_DESCRIPTION OF THE TASK_.
All of the data below needs to be set down once more, exactly as written.

(Interface dataset entries)
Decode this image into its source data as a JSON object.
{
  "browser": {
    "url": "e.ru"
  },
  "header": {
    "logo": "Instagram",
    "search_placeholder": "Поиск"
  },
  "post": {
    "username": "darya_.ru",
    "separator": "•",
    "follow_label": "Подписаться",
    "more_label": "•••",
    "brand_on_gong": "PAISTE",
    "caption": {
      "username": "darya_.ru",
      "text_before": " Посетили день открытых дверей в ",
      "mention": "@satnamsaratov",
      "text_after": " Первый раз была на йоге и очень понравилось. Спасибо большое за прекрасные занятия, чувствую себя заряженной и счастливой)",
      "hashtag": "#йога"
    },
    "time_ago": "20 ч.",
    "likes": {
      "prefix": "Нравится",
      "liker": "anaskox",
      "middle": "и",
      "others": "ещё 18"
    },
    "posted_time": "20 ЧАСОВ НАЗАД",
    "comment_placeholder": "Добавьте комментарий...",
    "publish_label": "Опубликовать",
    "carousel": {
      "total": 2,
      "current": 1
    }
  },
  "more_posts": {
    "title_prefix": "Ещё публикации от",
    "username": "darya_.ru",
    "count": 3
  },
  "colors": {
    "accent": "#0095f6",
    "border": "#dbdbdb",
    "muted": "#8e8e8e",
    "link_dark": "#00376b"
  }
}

_SOLUTION FOR THIS TASK_.
Decode this image into its source data as a JSON object.
{
  "browser": {
    "url": "e.ru"
  },
  "header": {
    "logo": "Instagram",
    "search_placeholder": "Поиск"
  },
  "post": {
    "username": "darya_.ru",
    "separator": "•",
    "follow_label": "Подписаться",
    "more_label": "•••",
    "brand_on_gong": "PAISTE",
    "caption": {
      "username": "darya_.ru",
      "text_before": " Посетили день открытых дверей в ",
      "mention": "@satnamsaratov",
      "text_after": " Первый раз была на йоге и очень понравилось. Спасибо большое за прекрасные занятия, чувствую себя заряженной и счастливой)",
      "hashtag": "#йога"
    },
    "time_ago": "20 ч.",
    "likes": {
      "prefix": "Нравится",
      "liker": "anaskox",
      "middle": "и",
      "others": "ещё 18"
    },
    "posted_time": "20 ЧАСОВ НАЗАД",
    "comment_placeholder": "Добавьте комментарий...",
    "publish_label": "Опубликовать",
    "carousel": {
      "total": 2,
      "current": 1
    }
  },
  "more_posts": {
    "title_prefix": "Ещё публикации от",
    "username": "darya_.ru",
    "count": 3
  },
  "colors": {
    "accent": "#0095f6",
    "border": "#dbdbdb",
    "muted": "#8e8e8e",
    "link_dark": "#00376b"
  }
}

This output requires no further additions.